|US8292222 *||Feb 10, 2009||Oct 23, 2012||Airbus Deutschland Gmbh||Air-conditioning system with icing protection for an aircraft|
|US20090217681 *||Feb 10, 2009||Sep 3, 2009||Alexander Solntsev||Air conditioning system with icing protection for an aircraft|
|Cooperative Classification||Y02T50/44, B64D2013/0688, B64D13/00, B64D2013/0614, B64D2013/0677, Y02T50/56|
|Oct 22, 2008||AS||Assignment|
Owner name: AIRBUS DEUTSCHLAND GMBH, GERMANY
Free format text: ASSIGNMENT OF ASSIGNORS INTEREST;ASSIGNOR:MARKWART, MICHAEL;REEL/FRAME:021718/0684
Effective date: 20080819
|May 31, 2011||AS||Assignment|
Owner name: AIRBUS OPERATIONS GMBH, GERMANY

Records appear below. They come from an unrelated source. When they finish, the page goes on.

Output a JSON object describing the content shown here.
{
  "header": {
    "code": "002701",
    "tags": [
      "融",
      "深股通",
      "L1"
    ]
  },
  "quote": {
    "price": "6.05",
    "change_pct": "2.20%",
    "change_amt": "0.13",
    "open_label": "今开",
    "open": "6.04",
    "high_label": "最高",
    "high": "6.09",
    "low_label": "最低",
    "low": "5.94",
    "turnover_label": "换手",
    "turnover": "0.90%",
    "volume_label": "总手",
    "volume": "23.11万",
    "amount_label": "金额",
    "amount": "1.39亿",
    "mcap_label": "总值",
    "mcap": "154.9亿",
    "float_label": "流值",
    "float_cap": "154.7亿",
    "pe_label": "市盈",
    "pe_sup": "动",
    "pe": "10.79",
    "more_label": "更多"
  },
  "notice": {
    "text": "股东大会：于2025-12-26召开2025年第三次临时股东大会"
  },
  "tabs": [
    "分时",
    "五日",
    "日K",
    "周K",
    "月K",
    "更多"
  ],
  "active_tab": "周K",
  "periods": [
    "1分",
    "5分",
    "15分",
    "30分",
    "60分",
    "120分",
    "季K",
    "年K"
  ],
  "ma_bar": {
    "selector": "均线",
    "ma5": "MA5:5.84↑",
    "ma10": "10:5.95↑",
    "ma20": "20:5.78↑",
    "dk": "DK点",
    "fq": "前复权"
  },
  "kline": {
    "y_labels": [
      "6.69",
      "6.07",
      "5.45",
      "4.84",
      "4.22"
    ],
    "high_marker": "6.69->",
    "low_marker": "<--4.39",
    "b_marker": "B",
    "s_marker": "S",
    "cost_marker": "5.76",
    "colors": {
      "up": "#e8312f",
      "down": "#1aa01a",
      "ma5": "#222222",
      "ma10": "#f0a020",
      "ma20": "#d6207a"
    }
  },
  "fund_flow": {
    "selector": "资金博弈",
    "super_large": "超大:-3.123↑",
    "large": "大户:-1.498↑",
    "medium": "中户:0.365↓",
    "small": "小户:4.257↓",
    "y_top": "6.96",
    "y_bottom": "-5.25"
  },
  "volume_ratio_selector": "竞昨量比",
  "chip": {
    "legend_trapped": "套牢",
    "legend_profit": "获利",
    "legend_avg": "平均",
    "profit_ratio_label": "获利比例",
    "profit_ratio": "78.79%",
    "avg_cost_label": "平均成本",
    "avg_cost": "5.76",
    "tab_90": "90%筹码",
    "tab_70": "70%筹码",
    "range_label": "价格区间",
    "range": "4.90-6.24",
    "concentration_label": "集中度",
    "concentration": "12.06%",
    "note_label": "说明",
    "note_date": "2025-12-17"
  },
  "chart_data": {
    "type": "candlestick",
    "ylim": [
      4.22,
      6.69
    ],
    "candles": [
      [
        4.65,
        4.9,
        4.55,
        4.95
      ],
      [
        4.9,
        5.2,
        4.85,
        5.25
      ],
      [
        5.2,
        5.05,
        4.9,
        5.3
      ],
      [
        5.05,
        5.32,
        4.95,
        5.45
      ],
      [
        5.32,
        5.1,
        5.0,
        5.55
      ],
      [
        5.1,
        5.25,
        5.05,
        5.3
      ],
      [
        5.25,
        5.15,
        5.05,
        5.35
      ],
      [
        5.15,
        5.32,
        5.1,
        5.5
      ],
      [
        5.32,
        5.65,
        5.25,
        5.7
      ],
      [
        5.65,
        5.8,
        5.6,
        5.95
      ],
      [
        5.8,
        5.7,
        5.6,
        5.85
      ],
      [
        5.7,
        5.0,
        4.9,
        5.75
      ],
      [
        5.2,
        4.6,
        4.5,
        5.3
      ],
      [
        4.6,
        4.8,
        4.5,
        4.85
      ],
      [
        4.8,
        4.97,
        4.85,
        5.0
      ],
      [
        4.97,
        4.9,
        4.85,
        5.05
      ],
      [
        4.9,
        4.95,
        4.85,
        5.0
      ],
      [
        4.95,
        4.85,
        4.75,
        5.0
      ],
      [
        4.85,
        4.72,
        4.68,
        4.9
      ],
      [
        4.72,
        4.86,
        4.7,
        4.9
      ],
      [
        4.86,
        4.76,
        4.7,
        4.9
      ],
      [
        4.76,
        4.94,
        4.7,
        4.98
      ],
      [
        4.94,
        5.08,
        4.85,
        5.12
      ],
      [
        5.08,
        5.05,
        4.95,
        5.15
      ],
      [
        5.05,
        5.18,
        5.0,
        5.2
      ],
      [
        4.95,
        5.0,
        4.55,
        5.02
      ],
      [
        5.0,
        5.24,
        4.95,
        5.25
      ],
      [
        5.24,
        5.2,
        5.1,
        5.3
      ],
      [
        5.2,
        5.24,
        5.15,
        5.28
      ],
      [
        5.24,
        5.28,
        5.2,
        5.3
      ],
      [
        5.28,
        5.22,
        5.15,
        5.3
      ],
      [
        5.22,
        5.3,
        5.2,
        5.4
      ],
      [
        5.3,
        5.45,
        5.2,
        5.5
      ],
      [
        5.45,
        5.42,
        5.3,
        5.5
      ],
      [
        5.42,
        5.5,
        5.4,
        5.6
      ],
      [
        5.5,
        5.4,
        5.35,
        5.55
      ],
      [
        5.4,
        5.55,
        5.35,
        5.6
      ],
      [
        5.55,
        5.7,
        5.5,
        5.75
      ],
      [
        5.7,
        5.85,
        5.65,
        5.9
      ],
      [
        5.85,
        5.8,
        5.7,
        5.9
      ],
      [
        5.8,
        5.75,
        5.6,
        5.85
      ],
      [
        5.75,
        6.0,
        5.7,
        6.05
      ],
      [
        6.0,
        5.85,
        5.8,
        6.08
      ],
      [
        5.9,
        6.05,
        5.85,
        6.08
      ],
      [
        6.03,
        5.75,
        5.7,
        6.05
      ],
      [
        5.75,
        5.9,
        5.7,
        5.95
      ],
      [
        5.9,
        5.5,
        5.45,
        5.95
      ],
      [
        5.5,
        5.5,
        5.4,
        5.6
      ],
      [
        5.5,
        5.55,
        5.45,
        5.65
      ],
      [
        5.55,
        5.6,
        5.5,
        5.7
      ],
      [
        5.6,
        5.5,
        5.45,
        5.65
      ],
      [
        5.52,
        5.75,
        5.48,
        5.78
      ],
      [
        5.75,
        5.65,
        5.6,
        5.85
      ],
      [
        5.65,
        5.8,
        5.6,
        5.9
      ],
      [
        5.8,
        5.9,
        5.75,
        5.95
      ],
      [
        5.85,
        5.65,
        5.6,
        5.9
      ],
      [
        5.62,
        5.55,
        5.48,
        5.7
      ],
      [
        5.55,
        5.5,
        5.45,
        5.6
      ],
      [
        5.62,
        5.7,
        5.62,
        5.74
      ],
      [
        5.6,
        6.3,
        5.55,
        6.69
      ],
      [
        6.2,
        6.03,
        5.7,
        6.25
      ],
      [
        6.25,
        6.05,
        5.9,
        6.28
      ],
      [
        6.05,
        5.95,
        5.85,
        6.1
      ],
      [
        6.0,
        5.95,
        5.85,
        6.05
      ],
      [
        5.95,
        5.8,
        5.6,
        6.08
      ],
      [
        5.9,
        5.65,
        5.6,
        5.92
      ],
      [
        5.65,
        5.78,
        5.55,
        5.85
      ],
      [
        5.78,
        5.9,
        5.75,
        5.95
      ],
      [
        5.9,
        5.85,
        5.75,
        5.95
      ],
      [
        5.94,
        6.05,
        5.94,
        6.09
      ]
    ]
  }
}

Free format text: CHANGE OF NAME;ASSIGNOR:AIRBUS DEUTSCHLAND GMBH;REEL/FRAME:026360/0849
Effective date: 20090602
|Jun 5, 2015||FPAY||Fee payment|
Year of fee payment: 4